Out of the 3 new hypercars we know that only the 918 has done the ring in under 7 mins. The McLaren is unlikely to have bettered that. So that makes them around 8 seconds faster than the Veyron. Not much difference. Also, the Veyron is probably much, much faster in a straight line. So if we could take a mean of slightly slower around a track and a much faster top speed the Veyron still wins. Impressive when you consider that it's a comfortable Grand Tourer!

But the other cars are NOT GTs -- and you could buy the Porsche and the Ferrari for the price of the Veyron !

Eh? The Veyron 16.4 which got the 07.08 time round the ring costs £839,285 according to Autocar. That's a lot less than the LaFerrari. The Veyron is also miles more desirable IMO.

"With a price tag that could approach the 2m mark" Well for the new one they're working on in any case.

Surely not 800k anymore? Not unless you've got a Time Machine in your garage! 1.5m quid if you want one now .

Veyrons are now surely all sold out, apart from special editions. As the LaFerrari is also sold out, it too will only be available in special editions. TBH I don't know and I can't be bothered phoning the Bugatti dealer in London.If you google "bugatti veyron price uk" you'll see the autocar story. It lists the basic veyron at 800k and the supersport at £2m.

Maybe, one day, someone will be lucky enough to get hold of all 4 of these cars and compare them on the road and track. Until then we can amuse ourselves speculating.

The veyrons whole purpose was to be fast in a straight line, it wasn't some accident that just happened when they were making a comfortable gt car

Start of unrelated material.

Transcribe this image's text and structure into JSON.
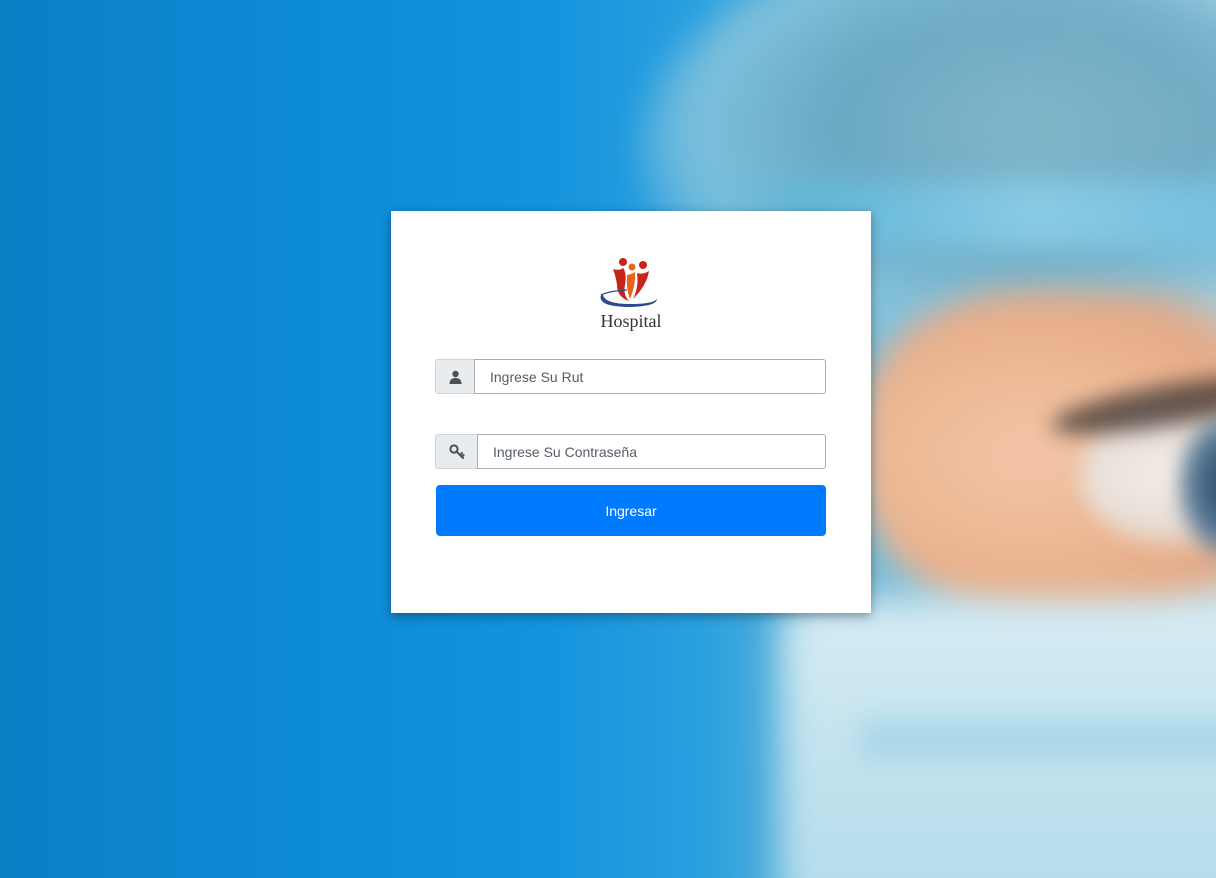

I read somewhere that the veyron had only managed 7.40 or thereabouts, plus ferraris don't join in on the nurburgring fad and test there cars at their own facility which is why they are not always optimised there